But, why did he get paid? He got paid because he had the Cowboys over a barrel. They waited to pay him and therefore had the chance of a starting left tackle hitting the free market at the age of 27 years old. That almost never happens around the league and if the Cowboys messed around and tried to get him on a low-ball offer, the ship sailed because of the work stoppage and the Cowboys waiting until the CBA was resolved to not sign any big deals they might regret. They had no fall-back depth at tackle to work with (their own fault for not hitting on any of the young tackle prospects they have tried to develop since Free) and if they were serious about bidding Marc Colombo a farewell then they had to get Free done.
So, they could argue that he was not really their left tackle of the future, but Free's representation would have a good laugh with that and then start taking calls from around the league. He was going to get left tackle money and the question was how much and where. There are simply too many teams that desire a plug-and-play tackle who is not going to get beaten like a drum by the NFL elite. The Cowboys had hours to decide and pulled the trigger and now pay Free more than the going rate for a right tackle.
But, should it matter? The Cowboys were $17 million under the cap in 2011 and were paying their right tackle, Tyron Smith 4-years, $12.5 million to play the other tackle. Combine the two, and you have $44 million for 4 years tied up in your two starting tackles who are both going to be strong points of your offensive line. That averages $5.5 million a season for each of your starting tackles and honestly, that is not a very big concern for the front office to sweat. When Tyron demands elite money because he is an elite left tackle (Which the Cowboys desperately hope) in 2015 when it is time to pay him "big boy" money, then you will not be able to afford $8m at right tackle, too. But that is 2015.
Something else to consider: Free's contract is structured to favor the Cowboys, it seems. He had $17m in guaranteed money that is primarily paid out in 2011 and 2012. However, in 2013 and 2014, $15m of the $19m he is scheduled to be paid is not guaranteed and that means that if the Cowboys feel it is not working out, they can send him packing with a minimal cap hit on the bonus money. That means they can walk away in 2013 for just $4m in dead money and can do the same in 2014 for just $2m. It is structured in a way that the Cowboys could live with and that covers them from any sort of performance drop off that is unacceptable.
And we haven't even touched on the big item here; that the Cowboys have properly developed and grown Tyron Smith. There are no promises of elite-level performance from Smith, except for his enormous tools and upside. They did not rush him to left tackle, rather they took time and worked hard with him after practice to make sure they were not throwing too much at him. I think this will pay big dividends down the road. The alternate route would have been to refuse to pay Free the money, put Smith at left tackle in his first game as a pro, and toss him to the wolves. His confidence and development may have been stunted, but they managed him properly and now feel he is ready for the next vital step in his progress.

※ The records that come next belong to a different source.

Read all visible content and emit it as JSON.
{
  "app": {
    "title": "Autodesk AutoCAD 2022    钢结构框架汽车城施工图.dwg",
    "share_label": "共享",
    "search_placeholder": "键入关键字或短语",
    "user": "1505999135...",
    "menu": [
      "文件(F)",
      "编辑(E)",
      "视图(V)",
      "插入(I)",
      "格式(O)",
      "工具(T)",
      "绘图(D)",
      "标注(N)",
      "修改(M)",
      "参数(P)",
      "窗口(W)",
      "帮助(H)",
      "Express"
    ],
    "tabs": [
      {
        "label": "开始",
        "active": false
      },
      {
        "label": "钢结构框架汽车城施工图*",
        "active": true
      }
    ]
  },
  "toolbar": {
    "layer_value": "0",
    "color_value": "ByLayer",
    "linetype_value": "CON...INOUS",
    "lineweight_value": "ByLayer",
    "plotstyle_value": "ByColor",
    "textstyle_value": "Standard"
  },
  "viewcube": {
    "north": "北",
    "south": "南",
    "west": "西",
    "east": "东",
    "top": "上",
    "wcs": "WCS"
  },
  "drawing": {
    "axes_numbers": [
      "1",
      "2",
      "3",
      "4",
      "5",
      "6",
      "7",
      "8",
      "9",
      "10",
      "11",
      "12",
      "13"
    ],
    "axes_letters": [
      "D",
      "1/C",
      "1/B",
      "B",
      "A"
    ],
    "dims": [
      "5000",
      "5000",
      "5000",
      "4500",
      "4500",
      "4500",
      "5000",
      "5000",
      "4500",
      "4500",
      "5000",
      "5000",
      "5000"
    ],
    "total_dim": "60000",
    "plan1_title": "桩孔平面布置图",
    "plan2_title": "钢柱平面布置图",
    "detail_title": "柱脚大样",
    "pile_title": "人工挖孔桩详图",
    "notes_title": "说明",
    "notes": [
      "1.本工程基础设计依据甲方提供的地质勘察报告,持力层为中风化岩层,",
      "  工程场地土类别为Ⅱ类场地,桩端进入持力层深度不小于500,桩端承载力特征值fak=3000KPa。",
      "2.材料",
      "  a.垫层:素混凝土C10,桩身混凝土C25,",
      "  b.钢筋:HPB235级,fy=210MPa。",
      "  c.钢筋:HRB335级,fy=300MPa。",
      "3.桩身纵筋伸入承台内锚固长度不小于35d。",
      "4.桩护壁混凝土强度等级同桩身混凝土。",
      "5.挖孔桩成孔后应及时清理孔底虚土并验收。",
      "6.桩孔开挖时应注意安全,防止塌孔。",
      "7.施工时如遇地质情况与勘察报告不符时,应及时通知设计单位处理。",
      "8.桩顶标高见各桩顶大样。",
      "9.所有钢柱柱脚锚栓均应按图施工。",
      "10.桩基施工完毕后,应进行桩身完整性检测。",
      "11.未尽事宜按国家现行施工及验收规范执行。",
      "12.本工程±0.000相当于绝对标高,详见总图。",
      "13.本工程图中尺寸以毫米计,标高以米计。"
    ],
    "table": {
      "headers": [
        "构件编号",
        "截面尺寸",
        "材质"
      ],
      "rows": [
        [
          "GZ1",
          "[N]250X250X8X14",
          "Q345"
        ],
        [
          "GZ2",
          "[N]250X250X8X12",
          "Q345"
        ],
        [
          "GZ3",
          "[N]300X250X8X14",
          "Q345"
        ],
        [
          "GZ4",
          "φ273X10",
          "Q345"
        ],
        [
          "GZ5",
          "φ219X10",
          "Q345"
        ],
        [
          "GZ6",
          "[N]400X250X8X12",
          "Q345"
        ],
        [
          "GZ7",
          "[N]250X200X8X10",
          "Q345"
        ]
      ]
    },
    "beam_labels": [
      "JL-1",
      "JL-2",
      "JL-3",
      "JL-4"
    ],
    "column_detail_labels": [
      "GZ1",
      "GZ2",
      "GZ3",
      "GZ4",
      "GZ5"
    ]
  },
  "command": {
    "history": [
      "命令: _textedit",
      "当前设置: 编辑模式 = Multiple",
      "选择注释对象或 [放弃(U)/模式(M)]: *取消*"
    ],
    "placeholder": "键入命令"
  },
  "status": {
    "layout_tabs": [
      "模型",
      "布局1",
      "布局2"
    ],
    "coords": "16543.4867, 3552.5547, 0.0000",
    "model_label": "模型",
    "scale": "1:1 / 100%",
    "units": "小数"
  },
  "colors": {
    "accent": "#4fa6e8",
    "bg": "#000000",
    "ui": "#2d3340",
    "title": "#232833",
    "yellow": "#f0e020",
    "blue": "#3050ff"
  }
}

There is no question the Cowboys have a list of transgressions that are worth complaining about when it comes to roster management and development. But, I think the idea that they did this Free/Smith situation incorrectly is stretching the confines of an accurate depiction of their situation. I have no problem whatsoever with how they did it. Now, the 3 guys between Free and Smith on the line? That was a big problem and one for another day.